[Data provided Boundary: Start]
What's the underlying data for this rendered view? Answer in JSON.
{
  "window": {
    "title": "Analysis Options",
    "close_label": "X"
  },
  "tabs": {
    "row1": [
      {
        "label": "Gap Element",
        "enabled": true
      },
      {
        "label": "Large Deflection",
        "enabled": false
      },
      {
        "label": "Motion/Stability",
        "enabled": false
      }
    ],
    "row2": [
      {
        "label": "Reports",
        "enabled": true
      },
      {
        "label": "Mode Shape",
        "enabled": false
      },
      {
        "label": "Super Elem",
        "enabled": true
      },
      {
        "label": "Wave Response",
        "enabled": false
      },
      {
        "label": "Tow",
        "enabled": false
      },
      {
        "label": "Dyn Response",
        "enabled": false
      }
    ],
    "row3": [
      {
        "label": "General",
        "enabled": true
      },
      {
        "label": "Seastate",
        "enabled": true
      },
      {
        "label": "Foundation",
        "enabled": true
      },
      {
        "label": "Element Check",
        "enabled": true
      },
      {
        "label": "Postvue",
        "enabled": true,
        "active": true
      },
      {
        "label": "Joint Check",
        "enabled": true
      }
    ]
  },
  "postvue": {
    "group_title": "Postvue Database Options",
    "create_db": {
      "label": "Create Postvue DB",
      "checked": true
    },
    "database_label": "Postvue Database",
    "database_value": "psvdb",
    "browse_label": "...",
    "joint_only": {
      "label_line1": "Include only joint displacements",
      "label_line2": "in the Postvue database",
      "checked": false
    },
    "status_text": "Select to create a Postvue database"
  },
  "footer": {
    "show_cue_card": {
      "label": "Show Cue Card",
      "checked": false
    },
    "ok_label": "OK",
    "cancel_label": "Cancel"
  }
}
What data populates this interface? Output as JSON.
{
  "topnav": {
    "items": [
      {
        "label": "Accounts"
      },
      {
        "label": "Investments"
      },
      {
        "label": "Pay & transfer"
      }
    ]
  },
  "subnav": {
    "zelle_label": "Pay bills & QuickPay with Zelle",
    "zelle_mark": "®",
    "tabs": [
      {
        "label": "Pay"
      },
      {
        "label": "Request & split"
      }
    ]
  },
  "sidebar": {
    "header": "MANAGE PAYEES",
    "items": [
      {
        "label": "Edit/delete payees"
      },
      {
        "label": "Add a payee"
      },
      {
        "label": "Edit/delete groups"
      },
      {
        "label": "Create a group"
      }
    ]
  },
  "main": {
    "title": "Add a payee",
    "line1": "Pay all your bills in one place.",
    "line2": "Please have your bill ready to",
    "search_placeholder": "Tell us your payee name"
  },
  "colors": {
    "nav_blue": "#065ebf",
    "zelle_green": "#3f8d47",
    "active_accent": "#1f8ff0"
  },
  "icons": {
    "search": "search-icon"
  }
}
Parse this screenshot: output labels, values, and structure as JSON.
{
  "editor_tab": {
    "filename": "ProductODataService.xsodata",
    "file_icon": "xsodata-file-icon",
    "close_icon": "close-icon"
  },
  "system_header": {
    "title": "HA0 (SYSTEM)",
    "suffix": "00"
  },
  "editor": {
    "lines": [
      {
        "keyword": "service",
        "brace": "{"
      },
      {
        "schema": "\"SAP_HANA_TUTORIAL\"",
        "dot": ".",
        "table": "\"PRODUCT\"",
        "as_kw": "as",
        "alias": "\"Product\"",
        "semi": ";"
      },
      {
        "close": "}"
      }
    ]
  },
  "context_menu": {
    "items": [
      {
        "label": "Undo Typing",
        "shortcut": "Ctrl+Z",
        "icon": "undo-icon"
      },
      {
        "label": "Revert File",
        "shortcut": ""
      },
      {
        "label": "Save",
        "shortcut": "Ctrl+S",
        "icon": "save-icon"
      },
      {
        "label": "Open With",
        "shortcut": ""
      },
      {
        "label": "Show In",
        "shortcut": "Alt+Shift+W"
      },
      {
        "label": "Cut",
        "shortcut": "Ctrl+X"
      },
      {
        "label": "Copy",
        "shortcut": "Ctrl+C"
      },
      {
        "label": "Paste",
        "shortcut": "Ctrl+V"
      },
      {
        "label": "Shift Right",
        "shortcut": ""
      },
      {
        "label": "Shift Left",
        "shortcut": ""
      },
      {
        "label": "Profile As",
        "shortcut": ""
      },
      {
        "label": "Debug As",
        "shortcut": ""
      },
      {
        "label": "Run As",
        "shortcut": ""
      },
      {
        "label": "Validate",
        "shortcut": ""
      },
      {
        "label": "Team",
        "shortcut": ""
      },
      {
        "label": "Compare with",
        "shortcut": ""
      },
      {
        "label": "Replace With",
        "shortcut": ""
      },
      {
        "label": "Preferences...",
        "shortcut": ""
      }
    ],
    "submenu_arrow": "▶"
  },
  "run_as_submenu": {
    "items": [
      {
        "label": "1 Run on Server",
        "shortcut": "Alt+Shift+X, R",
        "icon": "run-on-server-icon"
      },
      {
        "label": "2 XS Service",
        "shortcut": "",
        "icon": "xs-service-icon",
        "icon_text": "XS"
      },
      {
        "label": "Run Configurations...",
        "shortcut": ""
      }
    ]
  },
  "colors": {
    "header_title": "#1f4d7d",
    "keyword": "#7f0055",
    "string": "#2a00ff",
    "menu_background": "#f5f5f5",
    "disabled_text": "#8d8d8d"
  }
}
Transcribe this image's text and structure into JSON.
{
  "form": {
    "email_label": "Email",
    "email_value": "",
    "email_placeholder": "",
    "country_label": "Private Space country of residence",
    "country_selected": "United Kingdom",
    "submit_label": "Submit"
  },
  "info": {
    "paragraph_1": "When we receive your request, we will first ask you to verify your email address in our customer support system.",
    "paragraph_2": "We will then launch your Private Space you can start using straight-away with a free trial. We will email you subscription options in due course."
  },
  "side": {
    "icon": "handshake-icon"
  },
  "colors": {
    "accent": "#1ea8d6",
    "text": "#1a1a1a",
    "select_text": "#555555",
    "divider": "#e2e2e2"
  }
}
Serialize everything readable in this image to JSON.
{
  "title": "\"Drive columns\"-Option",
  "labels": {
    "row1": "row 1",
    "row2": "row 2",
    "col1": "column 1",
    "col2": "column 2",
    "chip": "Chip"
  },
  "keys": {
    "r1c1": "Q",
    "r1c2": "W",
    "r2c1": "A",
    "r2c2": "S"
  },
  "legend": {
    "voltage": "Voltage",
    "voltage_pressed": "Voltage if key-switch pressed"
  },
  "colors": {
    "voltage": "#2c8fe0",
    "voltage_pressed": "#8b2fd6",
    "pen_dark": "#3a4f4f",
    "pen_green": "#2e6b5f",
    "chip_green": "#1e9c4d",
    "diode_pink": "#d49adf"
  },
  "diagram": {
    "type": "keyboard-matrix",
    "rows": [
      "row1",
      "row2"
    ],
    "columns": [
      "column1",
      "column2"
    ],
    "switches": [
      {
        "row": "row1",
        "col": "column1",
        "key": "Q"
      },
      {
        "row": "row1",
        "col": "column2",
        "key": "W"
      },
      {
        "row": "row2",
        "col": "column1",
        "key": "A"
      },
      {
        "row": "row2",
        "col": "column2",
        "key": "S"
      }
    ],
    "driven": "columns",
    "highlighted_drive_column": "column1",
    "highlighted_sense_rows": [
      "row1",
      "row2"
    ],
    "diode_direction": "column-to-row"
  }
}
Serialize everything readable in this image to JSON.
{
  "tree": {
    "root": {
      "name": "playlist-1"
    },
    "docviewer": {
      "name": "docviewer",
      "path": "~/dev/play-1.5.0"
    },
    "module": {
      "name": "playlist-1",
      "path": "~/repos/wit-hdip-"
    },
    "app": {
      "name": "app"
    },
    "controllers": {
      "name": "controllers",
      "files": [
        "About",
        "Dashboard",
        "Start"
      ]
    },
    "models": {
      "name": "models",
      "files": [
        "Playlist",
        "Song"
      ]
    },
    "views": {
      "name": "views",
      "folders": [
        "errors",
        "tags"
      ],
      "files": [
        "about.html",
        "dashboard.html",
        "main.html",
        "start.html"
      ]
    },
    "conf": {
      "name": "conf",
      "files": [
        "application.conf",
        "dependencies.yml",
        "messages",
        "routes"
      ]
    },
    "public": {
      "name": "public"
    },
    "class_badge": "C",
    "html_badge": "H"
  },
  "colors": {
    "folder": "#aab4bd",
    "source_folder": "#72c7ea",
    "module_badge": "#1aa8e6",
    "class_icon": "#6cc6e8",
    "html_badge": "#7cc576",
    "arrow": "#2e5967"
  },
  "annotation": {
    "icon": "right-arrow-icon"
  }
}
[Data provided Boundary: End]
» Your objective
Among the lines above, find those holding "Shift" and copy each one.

» Reply
        "shortcut": "Alt+Shift+W"
        "label": "Shift Right",
        "label": "Shift Left",
        "shortcut": "Alt+Shift+X, R",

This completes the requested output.